Veteran of Senate Intel Committee charged with lying to investigators in leak investigation
Posted June 7, 2018 10:03 p.m. EDT
Updated June 8, 2018 6:46 a.m. EDT
(CNN) — A longtime US Senate staffer was arrested late Thursday on charges of lying to federal agents as part of an investigation related to the unauthorized disclosure of non-public information, according to a federal indictment.
Federal prosecutors accuse James Wolfe, the former security director for the Senate Intelligence Committee, of lying to FBI agents in December 2017 about his contacts with three reporters, including through his use of encrypted messaging applications. According to the indictment, Wolfe made false statements to the FBI about providing two reporters with non-public information related to the matters occurring before the committee.
The indictment provides a detailed account of Wolfe's interactions with one specific unnamed reporter. Prosecutors say Wolfe eventually admitted to being in a personal relationship with that reporter, dating back to 2014.
Yet he "maintained that he had never disclosed to REPORTER #2 classified information or information that he learned as Director of Security for the (Committee) that was not otherwise publicly available."
Investigators obtained email and phone records for the pair allegedly showing "tens of thousands of electronic communications," including a text message from Wolfe that read in part: "I've watched your career take off even before you ever had a career in journalism. . . . I always tried to give you as much information that I could and to do the right thing with it so you could get that scoop before anyone else . . . ."
Wolfe's identity had been previously undisclosed, but the Senate had quietly passed a resolution Wednesday evening authorizing lawmakers to provide the Justice Department with documents in connection to the investigation.
In a joint statement Thursday evening, Senate Intelligence Chairman Richard Burr, Republican of North Carolina, and Vice Chairman Mark Warner, Democrat of Virginia, called the news troubling.
"While the charges do not appear to include anything related to the mishandling of classified information, the Committee takes this matter extremely seriously. We were made aware of the investigation late last year, and have fully cooperated with the Federal Bureau of Investigation and the Department of Justice since then," they said.
"This news is disappointing, as the former staffer in question served on the Committee for more than three decades, and in the Armed Forces with distinction. However, we trust the justice system to act appropriately and ensure due process as this case unfolds. This will in no way interfere with our ongoing investigation, and the Committee remains committed to carrying out our important work on behalf of the American people."
The New York Times reported earlier Thursday evening that one of its reporters, Ali Watkins, had been contacted by federal investigators about the inquiry into Wolfe and a prosecutor notified her that her email and phone records -- but not the content of her communications -- were obtained. The Times reported Watkins denies receiving classified information from Wolfe during the their relationship.
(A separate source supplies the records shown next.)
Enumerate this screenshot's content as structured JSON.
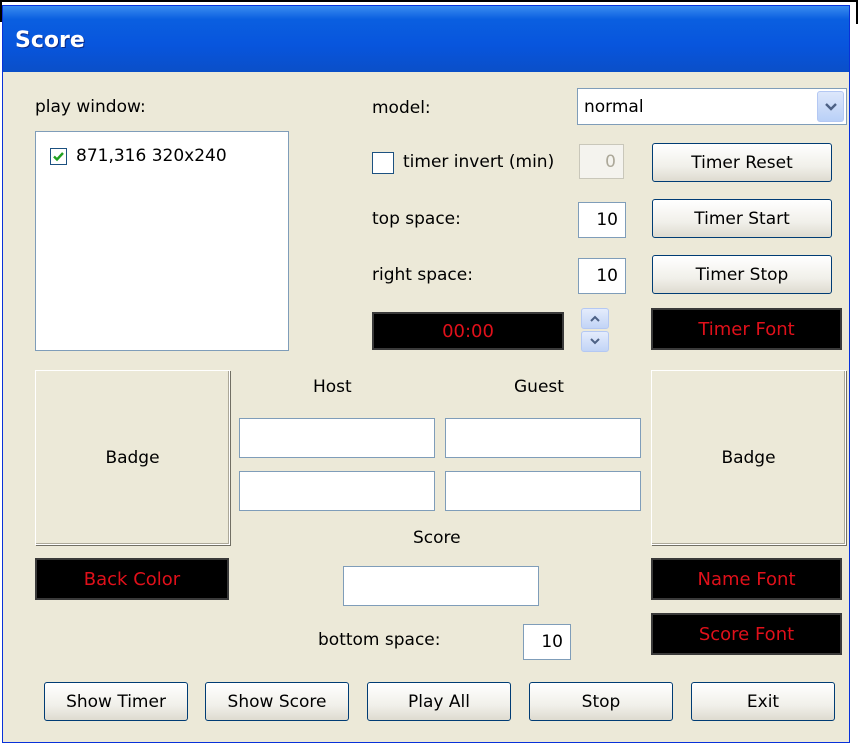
{
  "window": {
    "title": "Score"
  },
  "play_window": {
    "label": "play window:",
    "items": [
      {
        "label": "871,316 320x240",
        "checked": true
      }
    ]
  },
  "model": {
    "label": "model:",
    "selected": "normal"
  },
  "timer_invert": {
    "label": "timer invert (min)",
    "checked": false,
    "value": "0"
  },
  "top_space": {
    "label": "top space:",
    "value": "10"
  },
  "right_space": {
    "label": "right space:",
    "value": "10"
  },
  "timer_display": {
    "value": "00:00"
  },
  "buttons": {
    "timer_reset": "Timer Reset",
    "timer_start": "Timer Start",
    "timer_stop": "Timer Stop",
    "timer_font": "Timer Font",
    "name_font": "Name Font",
    "score_font": "Score Font",
    "back_color": "Back Color",
    "show_timer": "Show Timer",
    "show_score": "Show Score",
    "play_all": "Play All",
    "stop": "Stop",
    "exit": "Exit"
  },
  "badges": {
    "left": "Badge",
    "right": "Badge"
  },
  "teams": {
    "host_label": "Host",
    "guest_label": "Guest",
    "host_fields": [
      "",
      ""
    ],
    "guest_fields": [
      "",
      ""
    ]
  },
  "score": {
    "label": "Score",
    "value": ""
  },
  "bottom_space": {
    "label": "bottom space:",
    "value": "10"
  },
  "colors": {
    "title_bar": "#0855dd",
    "font_red": "#e0101a",
    "dialog_bg": "#ece9d8",
    "check_green": "#21a121"
  },
  "icons": [
    "checkbox-checked-icon",
    "chevron-down-icon",
    "spin-up-icon",
    "spin-down-icon"
  ]
}
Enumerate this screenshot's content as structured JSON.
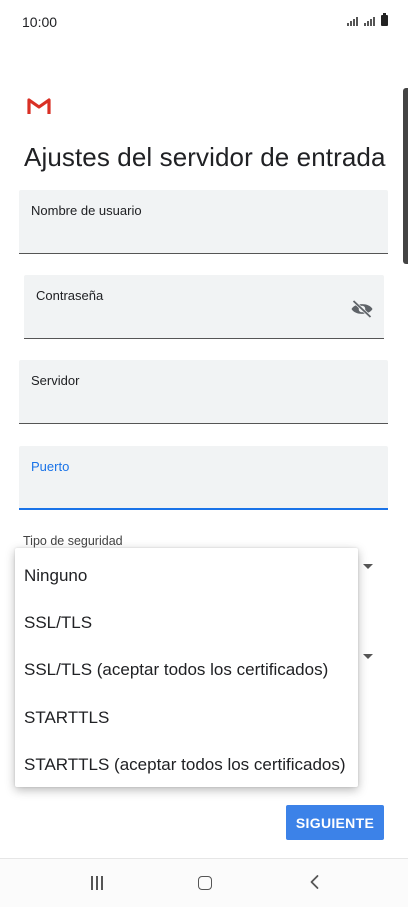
{
  "status_bar": {
    "time": "10:00"
  },
  "page": {
    "title": "Ajustes del servidor de entrada"
  },
  "fields": {
    "username": {
      "label": "Nombre de usuario",
      "value": ""
    },
    "password": {
      "label": "Contraseña",
      "value": ""
    },
    "server": {
      "label": "Servidor",
      "value": ""
    },
    "port": {
      "label": "Puerto",
      "value": ""
    }
  },
  "security": {
    "label": "Tipo de seguridad",
    "options": [
      "Ninguno",
      "SSL/TLS",
      "SSL/TLS (aceptar todos los certificados)",
      "STARTTLS",
      "STARTTLS (aceptar todos los certificados)"
    ]
  },
  "actions": {
    "next_label": "SIGUIENTE"
  },
  "colors": {
    "accent": "#1a73e8",
    "button": "#3c82e8",
    "gmail_red": "#d93025"
  },
  "icons": [
    "gmail-logo-icon",
    "visibility-off-icon",
    "dropdown-caret-icon",
    "recent-apps-icon",
    "home-icon",
    "back-icon"
  ]
}
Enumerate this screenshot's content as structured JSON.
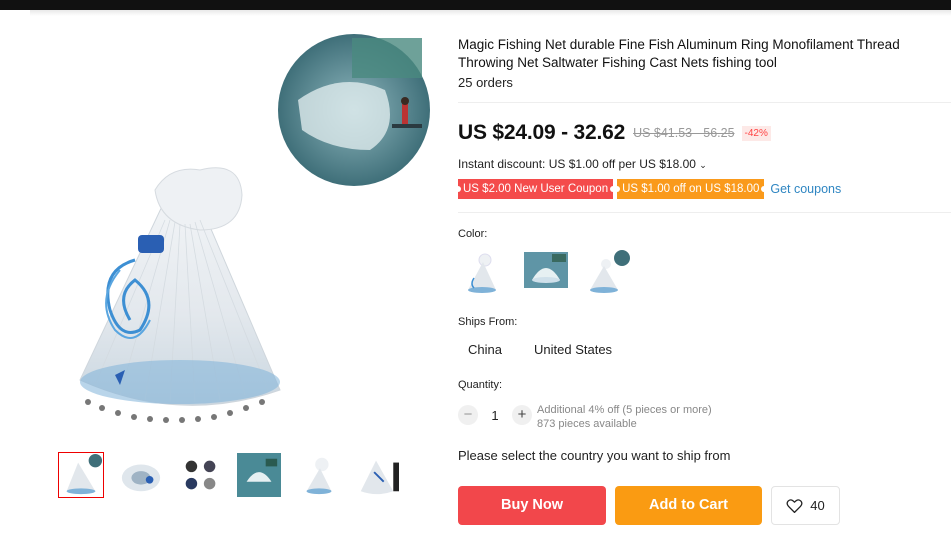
{
  "product": {
    "title": "Magic Fishing Net durable Fine Fish Aluminum Ring Monofilament Thread Throwing Net Saltwater Fishing Cast Nets fishing tool",
    "orders": "25 orders"
  },
  "price": {
    "current": "US $24.09 - 32.62",
    "original": "US $41.53 - 56.25",
    "discount": "-42%"
  },
  "instant_discount": "Instant discount: US $1.00 off per US $18.00",
  "coupons": {
    "new_user": "US $2.00 New User Coupon",
    "store": "US $1.00 off on US $18.00",
    "get_label": "Get coupons"
  },
  "color": {
    "label": "Color:"
  },
  "ships_from": {
    "label": "Ships From:",
    "options": [
      "China",
      "United States"
    ]
  },
  "quantity": {
    "label": "Quantity:",
    "value": "1",
    "minus": "−",
    "plus": "+",
    "bulk_note": "Additional 4% off (5 pieces or more)",
    "available": "873 pieces available"
  },
  "ship_message": "Please select the country you want to ship from",
  "actions": {
    "buy_now": "Buy Now",
    "add_to_cart": "Add to Cart",
    "wishlist_count": "40"
  },
  "icons": [
    "heart-icon",
    "chevron-down-icon"
  ],
  "colors": {
    "buy_now": "#f2474b",
    "add_to_cart": "#fa9b12",
    "coupon_red": "#f44b4b",
    "coupon_orange": "#fa9a1b",
    "link": "#2f86c2"
  }
}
In response to an inquiry from CNN, her lawyer Mark J. MacDougall said, "It's always disconcerting when a journalist's telephone records are obtained by the Justice Department -- through a grand jury subpoena or other legal process."
"Whether it was really necessary here will depend on the nature of the investigation and the scope of any charges," MacDougall added.
A congressional source said the Senate panel was not aware that the Justice Department had seized a reporter's records when it passed a resolution Wednesday to provide DOJ with documents tied to the investigation.
The case is likely to spur a robust discussion in the coming days ahead about targeting the communications of journalists as lawmakers continue to demand highly classified documents related to the Russia investigation.
The department has a media policy that dictates guidelines investigators must follow before seeking a reporter's records.
Attorney General Jeff Sessions has previously told members of Congress that his department is taking the leak "epidemic" seriously, but Wolfe's case appears to be the first publicly known instance of the Justice Department targeting a reporter's data under President Donald Trump.
"The Attorney General has stated that investigations and prosecutions of unauthorized disclosure of controlled information are a priority of the Department of Justice," said Assistant Attorney General John Demers in a statement. "The allegations in this indictment are doubly troubling as the false statements concern the unauthorized disclosure of sensitive and confidential information."
Over the past year, as the committee's Russia inquiry heated up, Wolfe was responsible for escorting high-profile witnesses into the committee's secure spaces, including Trump's son-in-law and senior adviser, Jared Kushner.
Wolfe had worked under leadership of both parties since 1987, before abruptly departing the senate panel at the end of 2017.
Reached Wednesday by CNN's Manu Raju, Wolfe denied being contacted by the DOJ or FBI.
"I have no knowledge," Wolfe said, when asked about a Justice Department investigation.
Wolfe is expected to make his initial appearance in federal court Friday morning.